→ What to work on
Only the pictures should be dropped; every line of the data must come back exactly as written.

→ Source records
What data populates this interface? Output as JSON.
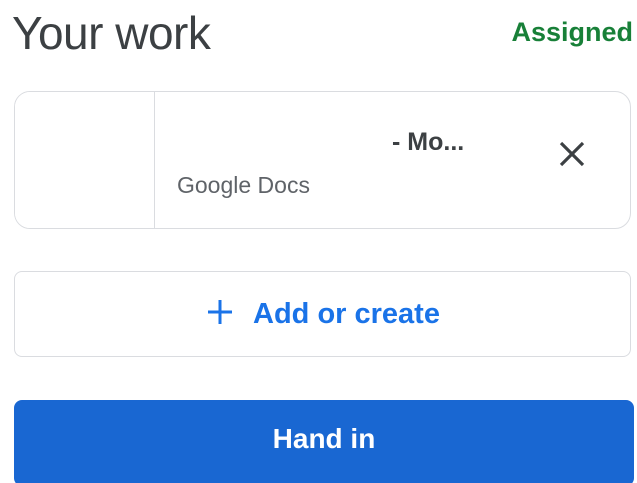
{
  "header": {
    "title": "Your work",
    "status": "Assigned"
  },
  "attachment": {
    "name": "- Mo...",
    "type": "Google Docs",
    "remove_icon": "close-icon"
  },
  "add_button": {
    "icon": "plus-icon",
    "label": "Add or create"
  },
  "hand_in_button": {
    "label": "Hand in"
  },
  "colors": {
    "status_green": "#188038",
    "accent_blue": "#1a73e8",
    "primary_button": "#1967d2"
  }
}
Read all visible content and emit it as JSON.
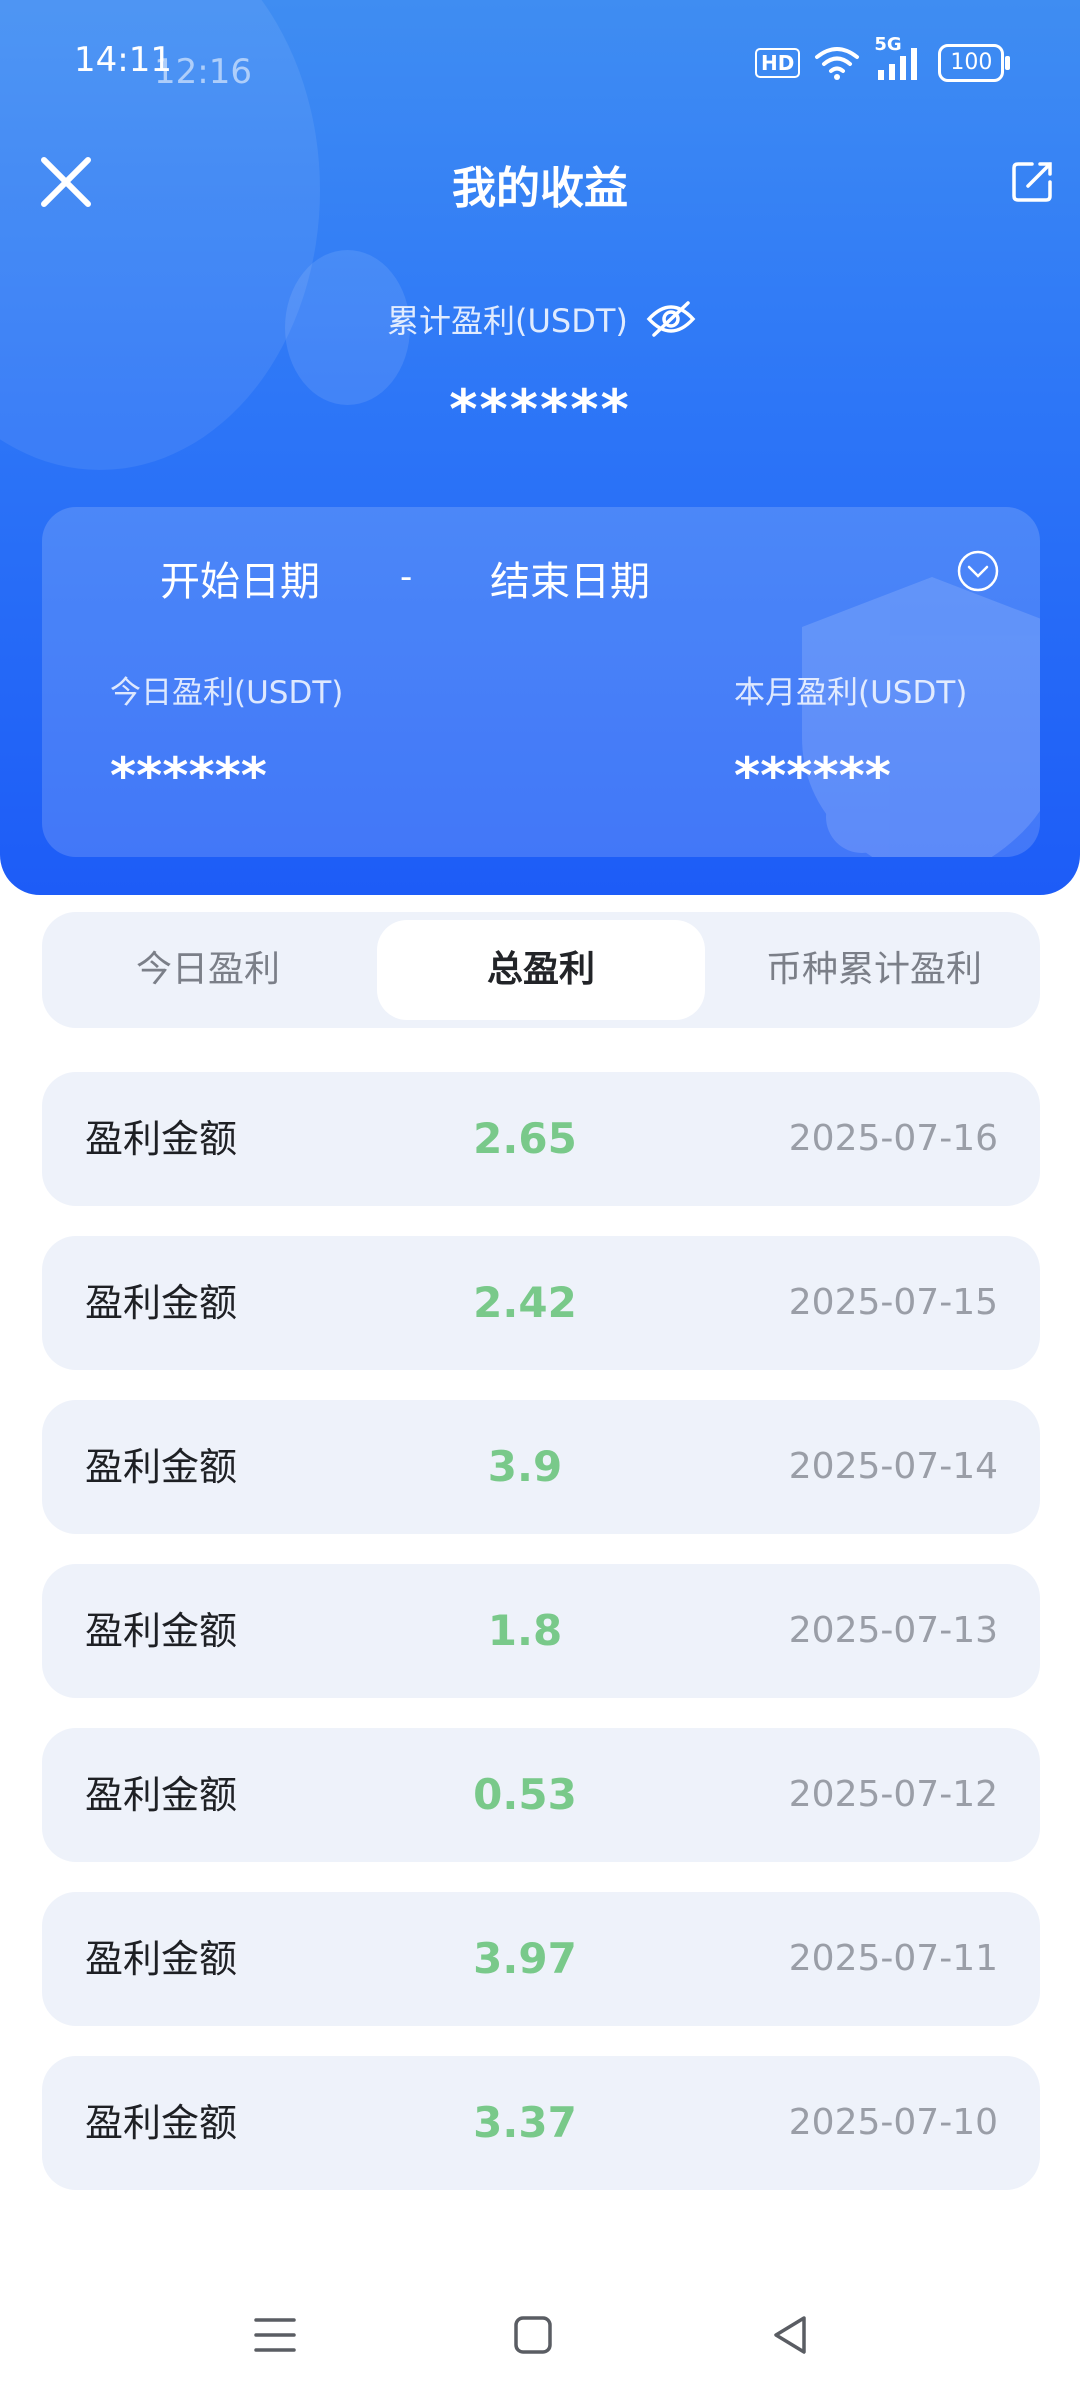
{
  "status_bar": {
    "time_primary": "14:11",
    "time_overlay": "12:16",
    "hd_badge": "HD",
    "network": "5G",
    "battery": "100"
  },
  "header": {
    "title": "我的收益",
    "close_icon": "close-x-icon",
    "share_icon": "share-export-icon",
    "cumulative_label": "累计盈利(USDT)",
    "cumulative_value": "******",
    "eye_icon": "eye-hidden-icon",
    "background_gradient": [
      "#3f8df2",
      "#1d5cf7"
    ]
  },
  "date_card": {
    "start_label": "开始日期",
    "separator": "-",
    "end_label": "结束日期",
    "dropdown_icon": "chevron-down-circle-icon",
    "today_label": "今日盈利(USDT)",
    "today_value": "******",
    "month_label": "本月盈利(USDT)",
    "month_value": "******"
  },
  "tabs": [
    {
      "label": "今日盈利",
      "active": false
    },
    {
      "label": "总盈利",
      "active": true
    },
    {
      "label": "币种累计盈利",
      "active": false
    }
  ],
  "records": [
    {
      "label": "盈利金额",
      "amount": "2.65",
      "date": "2025-07-16"
    },
    {
      "label": "盈利金额",
      "amount": "2.42",
      "date": "2025-07-15"
    },
    {
      "label": "盈利金额",
      "amount": "3.9",
      "date": "2025-07-14"
    },
    {
      "label": "盈利金额",
      "amount": "1.8",
      "date": "2025-07-13"
    },
    {
      "label": "盈利金额",
      "amount": "0.53",
      "date": "2025-07-12"
    },
    {
      "label": "盈利金额",
      "amount": "3.97",
      "date": "2025-07-11"
    },
    {
      "label": "盈利金额",
      "amount": "3.37",
      "date": "2025-07-10"
    }
  ],
  "colors": {
    "profit_green": "#79c98a",
    "row_background": "#eef2fa"
  },
  "nav_bar": {
    "menu_icon": "menu-icon",
    "home_icon": "home-square-icon",
    "back_icon": "back-triangle-icon"
  }
}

→ Result of this task
What data populates this interface? Output as JSON.
{
  "header": {
    "title": "Your work",
    "status": "Assigned"
  },
  "attachment": {
    "name": "- Mo...",
    "type": "Google Docs",
    "remove_icon": "close-icon"
  },
  "add_button": {
    "icon": "plus-icon",
    "label": "Add or create"
  },
  "hand_in_button": {
    "label": "Hand in"
  },
  "colors": {
    "status_green": "#188038",
    "accent_blue": "#1a73e8",
    "primary_button": "#1967d2"
  }
}
Read all visible content and emit it as JSON.
{
  "status_bar": {
    "time_primary": "14:11",
    "time_overlay": "12:16",
    "hd_badge": "HD",
    "network": "5G",
    "battery": "100"
  },
  "header": {
    "title": "我的收益",
    "close_icon": "close-x-icon",
    "share_icon": "share-export-icon",
    "cumulative_label": "累计盈利(USDT)",
    "cumulative_value": "******",
    "eye_icon": "eye-hidden-icon",
    "background_gradient": [
      "#3f8df2",
      "#1d5cf7"
    ]
  },
  "date_card": {
    "start_label": "开始日期",
    "separator": "-",
    "end_label": "结束日期",
    "dropdown_icon": "chevron-down-circle-icon",
    "today_label": "今日盈利(USDT)",
    "today_value": "******",
    "month_label": "本月盈利(USDT)",
    "month_value": "******"
  },
  "tabs": [
    {
      "label": "今日盈利",
      "active": false
    },
    {
      "label": "总盈利",
      "active": true
    },
    {
      "label": "币种累计盈利",
      "active": false
    }
  ],
  "records": [
    {
      "label": "盈利金额",
      "amount": "2.65",
      "date": "2025-07-16"
    },
    {
      "label": "盈利金额",
      "amount": "2.42",
      "date": "2025-07-15"
    },
    {
      "label": "盈利金额",
      "amount": "3.9",
      "date": "2025-07-14"
    },
    {
      "label": "盈利金额",
      "amount": "1.8",
      "date": "2025-07-13"
    },
    {
      "label": "盈利金额",
      "amount": "0.53",
      "date": "2025-07-12"
    },
    {
      "label": "盈利金额",
      "amount": "3.97",
      "date": "2025-07-11"
    },
    {
      "label": "盈利金额",
      "amount": "3.37",
      "date": "2025-07-10"
    }
  ],
  "colors": {
    "profit_green": "#79c98a",
    "row_background": "#eef2fa"
  },
  "nav_bar": {
    "menu_icon": "menu-icon",
    "home_icon": "home-square-icon",
    "back_icon": "back-triangle-icon"
  }
}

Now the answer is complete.